**Exercise description:** Show every line of the data where the word "from" can be found.

(Beginning of Dataset extract)

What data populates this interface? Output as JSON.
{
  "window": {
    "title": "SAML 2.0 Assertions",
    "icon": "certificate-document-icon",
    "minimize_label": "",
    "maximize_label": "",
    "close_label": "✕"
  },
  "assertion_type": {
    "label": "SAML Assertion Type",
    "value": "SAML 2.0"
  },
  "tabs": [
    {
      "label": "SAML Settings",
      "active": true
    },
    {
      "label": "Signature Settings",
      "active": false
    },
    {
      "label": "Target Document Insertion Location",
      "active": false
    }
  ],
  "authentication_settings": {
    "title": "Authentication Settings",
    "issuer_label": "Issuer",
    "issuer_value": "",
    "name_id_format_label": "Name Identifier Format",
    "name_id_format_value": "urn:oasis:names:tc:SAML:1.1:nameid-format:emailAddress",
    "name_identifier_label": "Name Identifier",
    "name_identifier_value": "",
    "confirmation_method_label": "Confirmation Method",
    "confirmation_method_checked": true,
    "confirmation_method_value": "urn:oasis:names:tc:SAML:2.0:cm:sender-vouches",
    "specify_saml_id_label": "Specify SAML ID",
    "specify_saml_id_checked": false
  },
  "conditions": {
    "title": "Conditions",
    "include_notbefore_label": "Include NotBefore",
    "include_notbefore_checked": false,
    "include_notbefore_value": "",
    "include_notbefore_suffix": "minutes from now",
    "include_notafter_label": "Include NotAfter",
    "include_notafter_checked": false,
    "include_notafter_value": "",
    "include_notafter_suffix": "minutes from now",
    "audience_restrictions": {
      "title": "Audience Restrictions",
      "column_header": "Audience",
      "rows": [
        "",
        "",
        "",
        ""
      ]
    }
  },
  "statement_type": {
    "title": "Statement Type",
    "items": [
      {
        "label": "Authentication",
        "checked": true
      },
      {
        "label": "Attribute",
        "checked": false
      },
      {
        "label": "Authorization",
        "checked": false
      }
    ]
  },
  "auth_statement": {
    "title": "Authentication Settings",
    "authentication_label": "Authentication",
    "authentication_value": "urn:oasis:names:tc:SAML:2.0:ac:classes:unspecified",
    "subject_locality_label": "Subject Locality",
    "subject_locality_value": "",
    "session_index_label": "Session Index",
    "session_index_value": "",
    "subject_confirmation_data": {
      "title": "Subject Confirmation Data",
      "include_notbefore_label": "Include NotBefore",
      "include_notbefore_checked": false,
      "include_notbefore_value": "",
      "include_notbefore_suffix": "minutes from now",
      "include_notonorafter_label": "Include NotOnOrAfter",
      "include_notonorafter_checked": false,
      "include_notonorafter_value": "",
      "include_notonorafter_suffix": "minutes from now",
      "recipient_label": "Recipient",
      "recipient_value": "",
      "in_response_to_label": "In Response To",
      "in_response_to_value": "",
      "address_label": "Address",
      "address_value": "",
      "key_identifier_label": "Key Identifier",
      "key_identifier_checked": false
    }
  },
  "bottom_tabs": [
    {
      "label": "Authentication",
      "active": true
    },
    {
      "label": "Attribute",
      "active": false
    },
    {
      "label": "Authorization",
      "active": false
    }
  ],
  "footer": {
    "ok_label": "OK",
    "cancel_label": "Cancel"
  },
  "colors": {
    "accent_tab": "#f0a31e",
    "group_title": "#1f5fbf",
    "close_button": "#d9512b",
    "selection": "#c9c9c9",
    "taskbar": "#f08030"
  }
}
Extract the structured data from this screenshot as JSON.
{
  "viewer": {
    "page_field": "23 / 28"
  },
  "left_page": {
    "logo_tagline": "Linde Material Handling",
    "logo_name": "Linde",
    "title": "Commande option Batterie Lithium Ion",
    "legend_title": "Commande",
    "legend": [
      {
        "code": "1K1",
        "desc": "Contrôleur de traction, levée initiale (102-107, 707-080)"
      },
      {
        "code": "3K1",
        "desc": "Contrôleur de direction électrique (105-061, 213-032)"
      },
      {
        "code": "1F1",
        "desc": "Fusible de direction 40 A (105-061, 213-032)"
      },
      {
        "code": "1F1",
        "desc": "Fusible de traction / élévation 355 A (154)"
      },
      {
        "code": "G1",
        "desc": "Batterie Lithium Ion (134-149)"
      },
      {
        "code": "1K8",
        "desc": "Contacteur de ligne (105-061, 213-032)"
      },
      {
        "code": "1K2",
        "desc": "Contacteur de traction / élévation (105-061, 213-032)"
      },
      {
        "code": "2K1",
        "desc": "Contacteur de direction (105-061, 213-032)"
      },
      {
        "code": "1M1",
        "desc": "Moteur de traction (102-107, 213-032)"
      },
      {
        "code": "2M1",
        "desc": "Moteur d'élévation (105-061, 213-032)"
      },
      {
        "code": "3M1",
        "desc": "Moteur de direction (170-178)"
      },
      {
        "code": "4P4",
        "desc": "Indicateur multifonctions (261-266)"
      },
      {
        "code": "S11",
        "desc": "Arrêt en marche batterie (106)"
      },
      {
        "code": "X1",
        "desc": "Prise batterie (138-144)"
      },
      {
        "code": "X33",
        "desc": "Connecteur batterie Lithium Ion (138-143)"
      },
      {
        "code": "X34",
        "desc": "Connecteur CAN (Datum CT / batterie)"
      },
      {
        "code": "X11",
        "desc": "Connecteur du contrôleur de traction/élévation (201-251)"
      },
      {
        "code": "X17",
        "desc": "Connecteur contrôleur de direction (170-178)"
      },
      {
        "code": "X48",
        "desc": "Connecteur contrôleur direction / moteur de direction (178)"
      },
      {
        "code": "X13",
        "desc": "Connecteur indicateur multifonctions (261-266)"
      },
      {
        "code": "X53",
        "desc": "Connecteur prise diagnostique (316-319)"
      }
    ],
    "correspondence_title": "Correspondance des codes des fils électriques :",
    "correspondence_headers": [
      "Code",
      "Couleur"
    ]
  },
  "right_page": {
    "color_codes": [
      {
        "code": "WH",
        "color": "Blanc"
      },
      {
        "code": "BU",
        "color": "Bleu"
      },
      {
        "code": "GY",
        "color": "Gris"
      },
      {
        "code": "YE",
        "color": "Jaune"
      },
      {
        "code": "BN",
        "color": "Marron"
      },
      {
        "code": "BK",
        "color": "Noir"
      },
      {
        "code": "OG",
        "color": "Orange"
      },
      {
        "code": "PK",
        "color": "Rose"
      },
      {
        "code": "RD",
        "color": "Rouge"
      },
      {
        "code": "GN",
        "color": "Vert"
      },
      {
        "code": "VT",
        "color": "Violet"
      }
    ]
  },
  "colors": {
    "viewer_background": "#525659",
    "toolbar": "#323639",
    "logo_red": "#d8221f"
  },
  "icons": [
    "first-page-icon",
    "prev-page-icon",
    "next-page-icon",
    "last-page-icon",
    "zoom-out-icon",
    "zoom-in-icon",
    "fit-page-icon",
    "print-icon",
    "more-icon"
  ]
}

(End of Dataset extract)

**Task result:**
    "include_notbefore_suffix": "minutes from now",
    "include_notafter_suffix": "minutes from now",
      "include_notbefore_suffix": "minutes from now",
      "include_notonorafter_suffix": "minutes from now",
Extract the structured data from this screenshot as JSON.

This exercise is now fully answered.